Morning mortals! Today I’m happy to be reviewing Otherworld, a new book which (in the UK) is coming from the same publishing house that brought us Illuminae and Gemina. I don’t know if that’s particularly interesting to you but I always find it cool to look at what different publishers are doing and what similarities are between the titles they choose to promote. Just me? Ah well.
The Company Welcomes you To
The new generation of gaming.
Welcome to real life 2.0.
Are you ready to play?
There are no screens. There are no controls.
You don’t just see and hear it—you taste, smell, and touch it too.
In this new reality there are no rules to follow, no laws to break.
You can indulge your every desire.
Why would you ever want to leave?
Step into Otherworld.
Leave your body behind.
Long term blog readers may be aware that my partner is actually a video game developer. I’m not claiming to have learned anything particularly technical but through osmosis I think I’ve picked up a bit of an interest in computer science, artificial intelligence and the like. This book is therefore a timely addition to my shelf and I’m probably going to prod Tom to read it in the near future.
Side note: I’m thinking about doing a ‘Tom Reads’ feature at some point in the future. Something like getting him to read the first chapters of popular YA books and then giving his inital thoughts? Listening to his thoughts on The Bone Season has certainly amused me so we shall see come the future, watch this space.
Back to Otherworld.
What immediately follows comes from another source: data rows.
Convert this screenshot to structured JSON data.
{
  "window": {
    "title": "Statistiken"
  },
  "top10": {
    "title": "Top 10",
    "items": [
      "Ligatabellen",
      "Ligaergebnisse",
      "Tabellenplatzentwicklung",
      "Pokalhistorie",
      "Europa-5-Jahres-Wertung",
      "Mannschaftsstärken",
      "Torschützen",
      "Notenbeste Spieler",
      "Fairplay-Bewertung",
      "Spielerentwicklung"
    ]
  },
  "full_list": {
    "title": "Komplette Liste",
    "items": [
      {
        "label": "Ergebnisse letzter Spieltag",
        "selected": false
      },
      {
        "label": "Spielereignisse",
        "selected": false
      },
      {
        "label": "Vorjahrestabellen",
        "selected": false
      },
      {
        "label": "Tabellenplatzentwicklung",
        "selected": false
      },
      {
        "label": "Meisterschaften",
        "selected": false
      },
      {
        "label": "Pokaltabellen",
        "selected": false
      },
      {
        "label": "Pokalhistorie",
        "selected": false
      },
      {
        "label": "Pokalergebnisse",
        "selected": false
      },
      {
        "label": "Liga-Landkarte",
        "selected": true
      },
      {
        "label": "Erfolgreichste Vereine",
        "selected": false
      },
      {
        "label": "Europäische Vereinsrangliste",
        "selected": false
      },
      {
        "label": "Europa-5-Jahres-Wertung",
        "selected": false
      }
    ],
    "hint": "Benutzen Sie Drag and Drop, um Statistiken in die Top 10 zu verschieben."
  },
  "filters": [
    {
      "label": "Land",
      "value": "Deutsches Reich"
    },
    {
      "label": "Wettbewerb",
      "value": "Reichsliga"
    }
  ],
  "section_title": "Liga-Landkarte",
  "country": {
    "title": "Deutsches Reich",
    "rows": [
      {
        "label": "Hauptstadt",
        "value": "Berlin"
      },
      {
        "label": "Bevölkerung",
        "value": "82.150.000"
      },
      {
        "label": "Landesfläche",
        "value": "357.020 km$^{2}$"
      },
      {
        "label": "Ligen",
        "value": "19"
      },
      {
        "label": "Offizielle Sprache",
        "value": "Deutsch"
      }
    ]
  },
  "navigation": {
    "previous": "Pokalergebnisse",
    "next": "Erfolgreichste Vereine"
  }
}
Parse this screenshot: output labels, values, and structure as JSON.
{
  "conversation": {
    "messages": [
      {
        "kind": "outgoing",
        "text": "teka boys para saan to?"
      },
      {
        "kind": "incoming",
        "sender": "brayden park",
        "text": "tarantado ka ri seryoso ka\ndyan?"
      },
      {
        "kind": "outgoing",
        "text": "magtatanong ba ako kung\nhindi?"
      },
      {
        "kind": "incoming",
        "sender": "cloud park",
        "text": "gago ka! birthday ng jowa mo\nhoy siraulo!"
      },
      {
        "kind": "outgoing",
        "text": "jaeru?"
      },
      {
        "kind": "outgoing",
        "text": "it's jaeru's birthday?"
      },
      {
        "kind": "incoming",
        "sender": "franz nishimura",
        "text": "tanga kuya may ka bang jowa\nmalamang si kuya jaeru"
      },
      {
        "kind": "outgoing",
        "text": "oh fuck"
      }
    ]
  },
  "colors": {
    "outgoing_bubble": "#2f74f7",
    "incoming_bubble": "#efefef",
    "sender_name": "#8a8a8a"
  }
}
This is such a good idea and with the increased coverage on VR and AI, I think it’s a timely book.
Weirdly I seem to be in a time of reading a lot of male protagonists which is unusual for me. I actually wasn’t that annoyed by Simon as a main character, though it was one of those books where the majority of the plot is motivated by a romance plot which is sometimes a dealbreaker for some people. I will say that motivation develops through the book, it’s got a heavy romance element but it’s not twee or anything.
What’s great about this book is that the transitions between the real world and the virtual don’t feel in any way clunky as they can do in other books. We aren’t chopping and changing between the worlds, there is a distinct movement between the two that makes sense. What I mean by that is that there isn’t a clunky ‘one chapter VR one chapter real’ structure, it’s a bit more free than that.
I thought this was a clever book. I know there’s a lot of other books exploring a similar topic (Marie Lu’s Warcross springs to mind, one could also draw similarities to Voiceless) but this felt like a great take in my opinion. I liked that the book felt (to me) very gender neutral both in the writing and in the marketing which could have gone in a very male orientated direction. Top notch writing books that are for anyone.
Should you read this? If you’re into this kind of science fiction feel this book will certainly entertain you. I’m not saying this is a perfect book by any means, there are some plot elements that feel a little overdone and I would have handled the ending a little differently myself, but where a book’s main job is to be entertaining, I’d say this meets the mark!
My rating: 4/5 stars
Otherworld releases on the 31st of October for those desperate to read it!
By the way, I received a digital advanced review copy of this book from the publisher via Netgalley in exchange for an honest review. All opinions are my own.
What say you? Is this topic getting overdone? Let me know your thoughts in the comments below!